═══ Data extracts

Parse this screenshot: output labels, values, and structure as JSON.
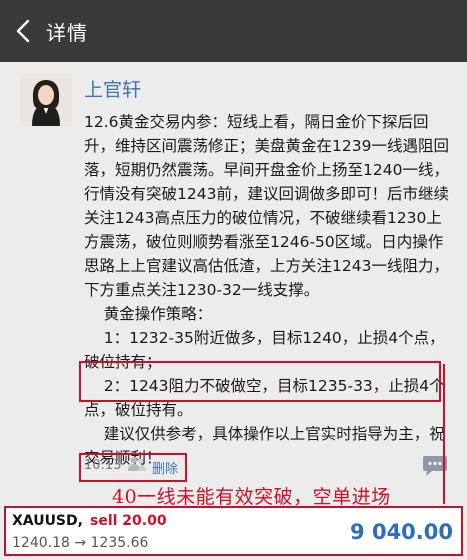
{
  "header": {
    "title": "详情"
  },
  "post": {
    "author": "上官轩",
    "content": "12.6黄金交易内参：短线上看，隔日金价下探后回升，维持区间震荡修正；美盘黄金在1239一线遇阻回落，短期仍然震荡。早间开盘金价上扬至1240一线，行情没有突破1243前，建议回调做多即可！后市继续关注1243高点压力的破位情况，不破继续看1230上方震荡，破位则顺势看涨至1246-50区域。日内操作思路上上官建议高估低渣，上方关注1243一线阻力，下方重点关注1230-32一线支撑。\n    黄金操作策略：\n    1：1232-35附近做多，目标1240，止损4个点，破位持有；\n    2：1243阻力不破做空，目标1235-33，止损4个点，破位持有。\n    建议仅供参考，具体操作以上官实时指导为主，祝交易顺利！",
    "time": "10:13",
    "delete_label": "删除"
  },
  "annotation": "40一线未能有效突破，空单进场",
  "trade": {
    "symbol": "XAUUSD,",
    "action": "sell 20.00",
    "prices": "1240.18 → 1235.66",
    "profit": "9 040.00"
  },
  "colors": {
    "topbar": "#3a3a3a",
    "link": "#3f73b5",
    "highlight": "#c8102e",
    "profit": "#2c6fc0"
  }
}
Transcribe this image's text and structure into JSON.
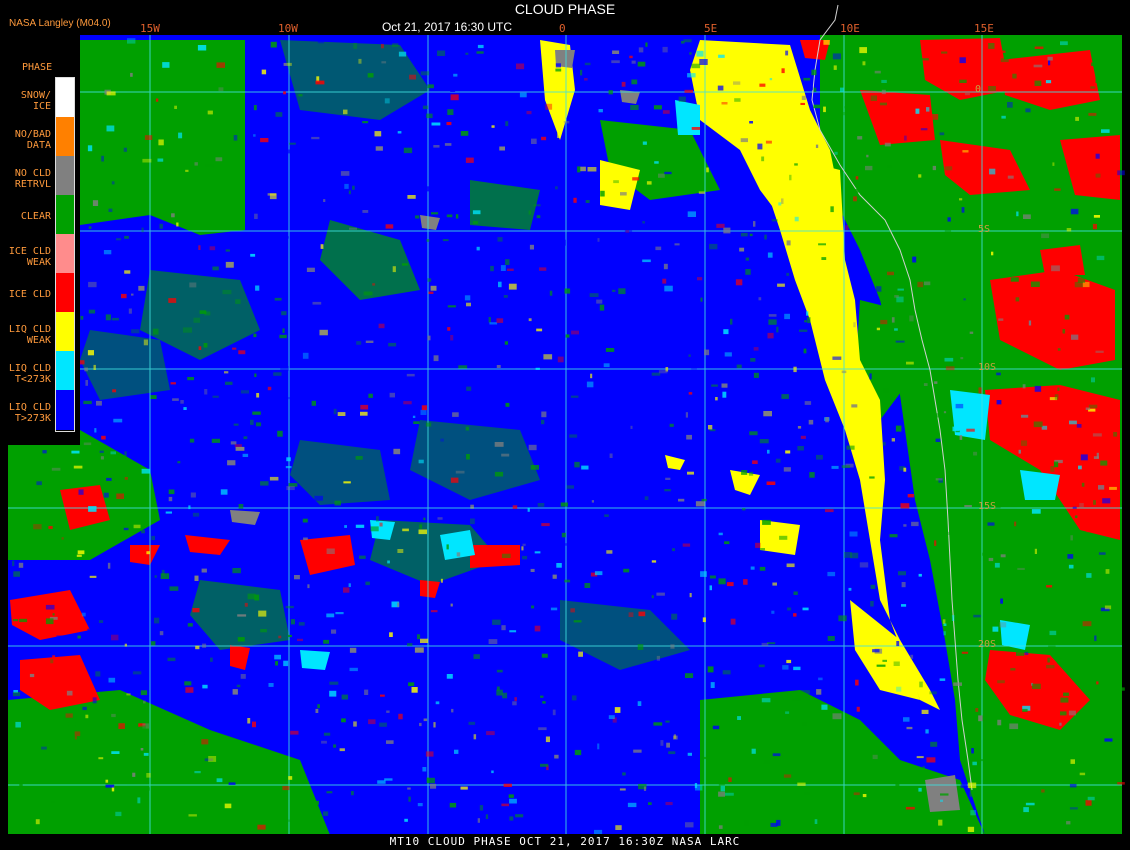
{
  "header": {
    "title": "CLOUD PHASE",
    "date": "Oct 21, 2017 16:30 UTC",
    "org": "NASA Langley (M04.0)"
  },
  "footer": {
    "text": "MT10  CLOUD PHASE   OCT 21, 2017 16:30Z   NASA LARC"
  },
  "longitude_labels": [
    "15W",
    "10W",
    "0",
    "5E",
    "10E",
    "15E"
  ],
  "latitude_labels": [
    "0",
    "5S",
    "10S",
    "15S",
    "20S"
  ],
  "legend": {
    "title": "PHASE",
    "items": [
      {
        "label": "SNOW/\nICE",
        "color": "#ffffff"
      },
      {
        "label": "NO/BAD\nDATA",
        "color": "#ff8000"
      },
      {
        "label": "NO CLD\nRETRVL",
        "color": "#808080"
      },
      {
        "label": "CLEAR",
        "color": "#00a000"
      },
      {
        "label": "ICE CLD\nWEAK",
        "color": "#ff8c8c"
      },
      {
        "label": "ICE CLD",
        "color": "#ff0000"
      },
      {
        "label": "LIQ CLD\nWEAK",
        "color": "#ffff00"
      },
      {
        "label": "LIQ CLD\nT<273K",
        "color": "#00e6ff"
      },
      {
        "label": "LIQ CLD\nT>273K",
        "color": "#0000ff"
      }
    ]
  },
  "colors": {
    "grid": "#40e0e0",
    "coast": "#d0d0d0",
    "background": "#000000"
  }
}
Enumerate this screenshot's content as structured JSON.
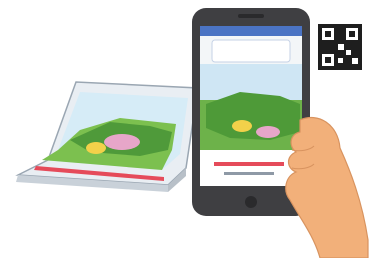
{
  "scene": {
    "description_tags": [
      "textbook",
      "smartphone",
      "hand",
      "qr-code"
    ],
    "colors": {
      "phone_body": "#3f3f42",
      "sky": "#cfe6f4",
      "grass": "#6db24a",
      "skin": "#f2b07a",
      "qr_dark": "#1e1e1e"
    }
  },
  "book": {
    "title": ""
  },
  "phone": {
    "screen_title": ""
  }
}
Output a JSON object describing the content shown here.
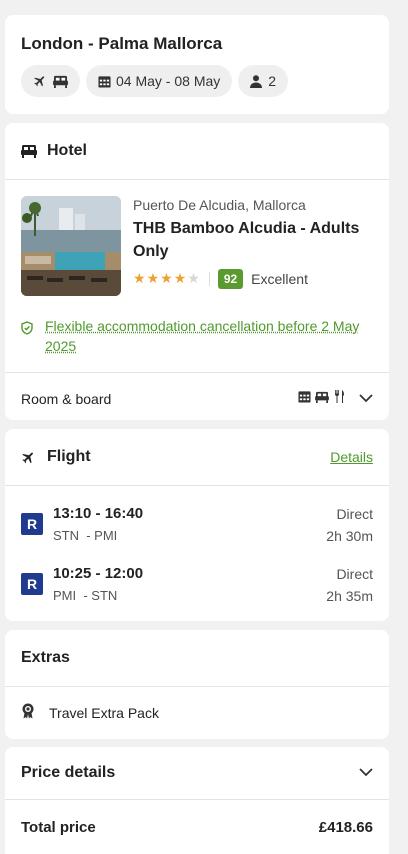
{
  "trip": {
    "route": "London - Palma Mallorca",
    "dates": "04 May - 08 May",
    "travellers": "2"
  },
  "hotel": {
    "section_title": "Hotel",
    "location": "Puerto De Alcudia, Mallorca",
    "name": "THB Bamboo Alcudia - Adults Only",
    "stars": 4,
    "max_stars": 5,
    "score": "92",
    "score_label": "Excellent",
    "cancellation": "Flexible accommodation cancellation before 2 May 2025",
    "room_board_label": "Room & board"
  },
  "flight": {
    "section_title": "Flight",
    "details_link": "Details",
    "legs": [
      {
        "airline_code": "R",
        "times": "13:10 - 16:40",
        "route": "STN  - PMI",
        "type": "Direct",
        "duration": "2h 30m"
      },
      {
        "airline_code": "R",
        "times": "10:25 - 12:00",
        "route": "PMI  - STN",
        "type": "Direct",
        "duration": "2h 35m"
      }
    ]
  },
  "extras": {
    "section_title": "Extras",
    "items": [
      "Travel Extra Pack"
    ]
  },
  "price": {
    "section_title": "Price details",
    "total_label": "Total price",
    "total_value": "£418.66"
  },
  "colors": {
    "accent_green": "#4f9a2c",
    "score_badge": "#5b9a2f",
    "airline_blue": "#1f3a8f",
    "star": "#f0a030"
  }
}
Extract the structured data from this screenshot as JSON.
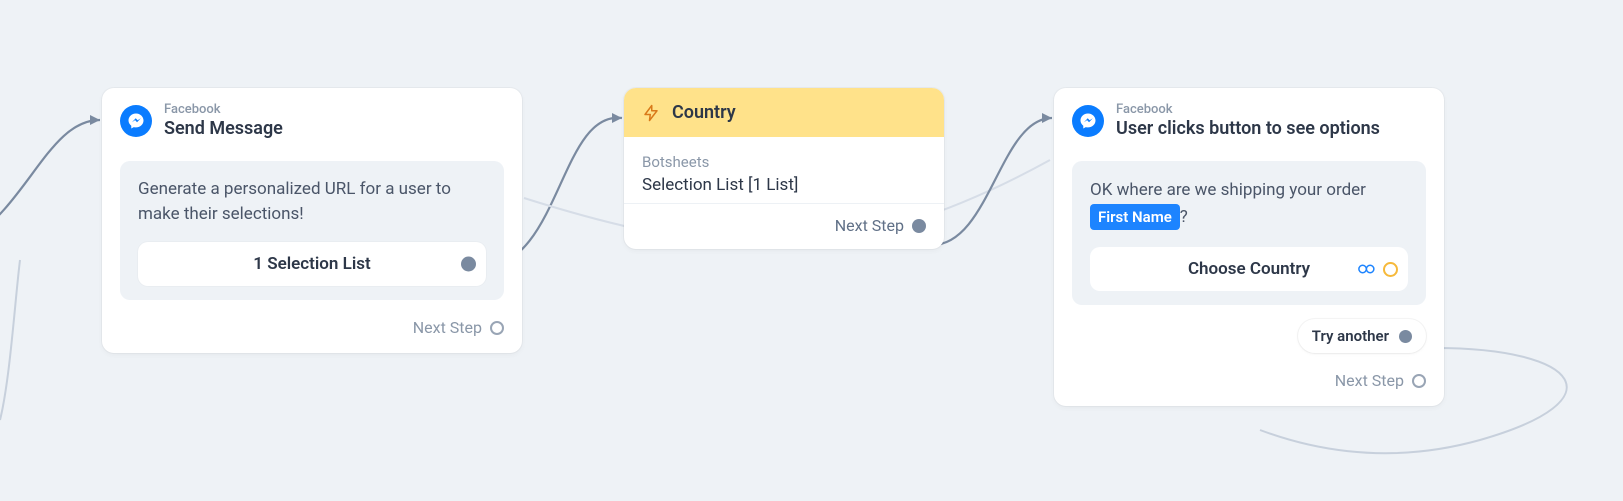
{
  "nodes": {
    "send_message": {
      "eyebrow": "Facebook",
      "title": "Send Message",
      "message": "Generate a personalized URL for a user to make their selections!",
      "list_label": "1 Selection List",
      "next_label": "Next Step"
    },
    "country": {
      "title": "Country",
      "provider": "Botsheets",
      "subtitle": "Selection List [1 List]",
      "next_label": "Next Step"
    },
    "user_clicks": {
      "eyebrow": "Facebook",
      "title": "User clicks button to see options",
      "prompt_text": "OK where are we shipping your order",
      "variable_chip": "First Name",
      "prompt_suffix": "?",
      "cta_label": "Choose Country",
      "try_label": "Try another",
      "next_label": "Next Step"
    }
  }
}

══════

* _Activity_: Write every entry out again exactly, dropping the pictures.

* _Exercise answer_:
Parse this screenshot: output labels, values, and structure as JSON.
{
  "header": {
    "title": "详情"
  },
  "post": {
    "author": "上官轩",
    "content": "12.6黄金交易内参：短线上看，隔日金价下探后回升，维持区间震荡修正；美盘黄金在1239一线遇阻回落，短期仍然震荡。早间开盘金价上扬至1240一线，行情没有突破1243前，建议回调做多即可！后市继续关注1243高点压力的破位情况，不破继续看1230上方震荡，破位则顺势看涨至1246-50区域。日内操作思路上上官建议高估低渣，上方关注1243一线阻力，下方重点关注1230-32一线支撑。\n    黄金操作策略：\n    1：1232-35附近做多，目标1240，止损4个点，破位持有；\n    2：1243阻力不破做空，目标1235-33，止损4个点，破位持有。\n    建议仅供参考，具体操作以上官实时指导为主，祝交易顺利！",
    "time": "10:13",
    "delete_label": "删除"
  },
  "annotation": "40一线未能有效突破，空单进场",
  "trade": {
    "symbol": "XAUUSD,",
    "action": "sell 20.00",
    "prices": "1240.18 → 1235.66",
    "profit": "9 040.00"
  },
  "colors": {
    "topbar": "#3a3a3a",
    "link": "#3f73b5",
    "highlight": "#c8102e",
    "profit": "#2c6fc0"
  }
}
Transcribe this image's text and structure into JSON.
{
  "header": {
    "title": "CLOUD PHASE",
    "date": "Oct 21, 2017 16:30 UTC",
    "org": "NASA Langley (M04.0)"
  },
  "footer": {
    "text": "MT10  CLOUD PHASE   OCT 21, 2017 16:30Z   NASA LARC"
  },
  "longitude_labels": [
    "15W",
    "10W",
    "0",
    "5E",
    "10E",
    "15E"
  ],
  "latitude_labels": [
    "0",
    "5S",
    "10S",
    "15S",
    "20S"
  ],
  "legend": {
    "title": "PHASE",
    "items": [
      {
        "label": "SNOW/\nICE",
        "color": "#ffffff"
      },
      {
        "label": "NO/BAD\nDATA",
        "color": "#ff8000"
      },
      {
        "label": "NO CLD\nRETRVL",
        "color": "#808080"
      },
      {
        "label": "CLEAR",
        "color": "#00a000"
      },
      {
        "label": "ICE CLD\nWEAK",
        "color": "#ff8c8c"
      },
      {
        "label": "ICE CLD",
        "color": "#ff0000"
      },
      {
        "label": "LIQ CLD\nWEAK",
        "color": "#ffff00"
      },
      {
        "label": "LIQ CLD\nT<273K",
        "color": "#00e6ff"
      },
      {
        "label": "LIQ CLD\nT>273K",
        "color": "#0000ff"
      }
    ]
  },
  "colors": {
    "grid": "#40e0e0",
    "coast": "#d0d0d0",
    "background": "#000000"
  }
}
Enumerate this screenshot's content as structured JSON.
{
  "scene": {
    "description_tags": [
      "textbook",
      "smartphone",
      "hand",
      "qr-code"
    ],
    "colors": {
      "phone_body": "#3f3f42",
      "sky": "#cfe6f4",
      "grass": "#6db24a",
      "skin": "#f2b07a",
      "qr_dark": "#1e1e1e"
    }
  },
  "book": {
    "title": ""
  },
  "phone": {
    "screen_title": ""
  }
}
Output a JSON object describing the content shown here.
{
  "trip": {
    "route": "London - Palma Mallorca",
    "dates": "04 May - 08 May",
    "travellers": "2"
  },
  "hotel": {
    "section_title": "Hotel",
    "location": "Puerto De Alcudia, Mallorca",
    "name": "THB Bamboo Alcudia - Adults Only",
    "stars": 4,
    "max_stars": 5,
    "score": "92",
    "score_label": "Excellent",
    "cancellation": "Flexible accommodation cancellation before 2 May 2025",
    "room_board_label": "Room & board"
  },
  "flight": {
    "section_title": "Flight",
    "details_link": "Details",
    "legs": [
      {
        "airline_code": "R",
        "times": "13:10 - 16:40",
        "route": "STN  - PMI",
        "type": "Direct",
        "duration": "2h 30m"
      },
      {
        "airline_code": "R",
        "times": "10:25 - 12:00",
        "route": "PMI  - STN",
        "type": "Direct",
        "duration": "2h 35m"
      }
    ]
  },
  "extras": {
    "section_title": "Extras",
    "items": [
      "Travel Extra Pack"
    ]
  },
  "price": {
    "section_title": "Price details",
    "total_label": "Total price",
    "total_value": "£418.66"
  },
  "colors": {
    "accent_green": "#4f9a2c",
    "score_badge": "#5b9a2f",
    "airline_blue": "#1f3a8f",
    "star": "#f0a030"
  }
}
Extract the structured data from this screenshot as JSON.
{
  "nodes": {
    "send_message": {
      "eyebrow": "Facebook",
      "title": "Send Message",
      "message": "Generate a personalized URL for a user to make their selections!",
      "list_label": "1 Selection List",
      "next_label": "Next Step"
    },
    "country": {
      "title": "Country",
      "provider": "Botsheets",
      "subtitle": "Selection List [1 List]",
      "next_label": "Next Step"
    },
    "user_clicks": {
      "eyebrow": "Facebook",
      "title": "User clicks button to see options",
      "prompt_text": "OK where are we shipping your order",
      "variable_chip": "First Name",
      "prompt_suffix": "?",
      "cta_label": "Choose Country",
      "try_label": "Try another",
      "next_label": "Next Step"
    }
  }
}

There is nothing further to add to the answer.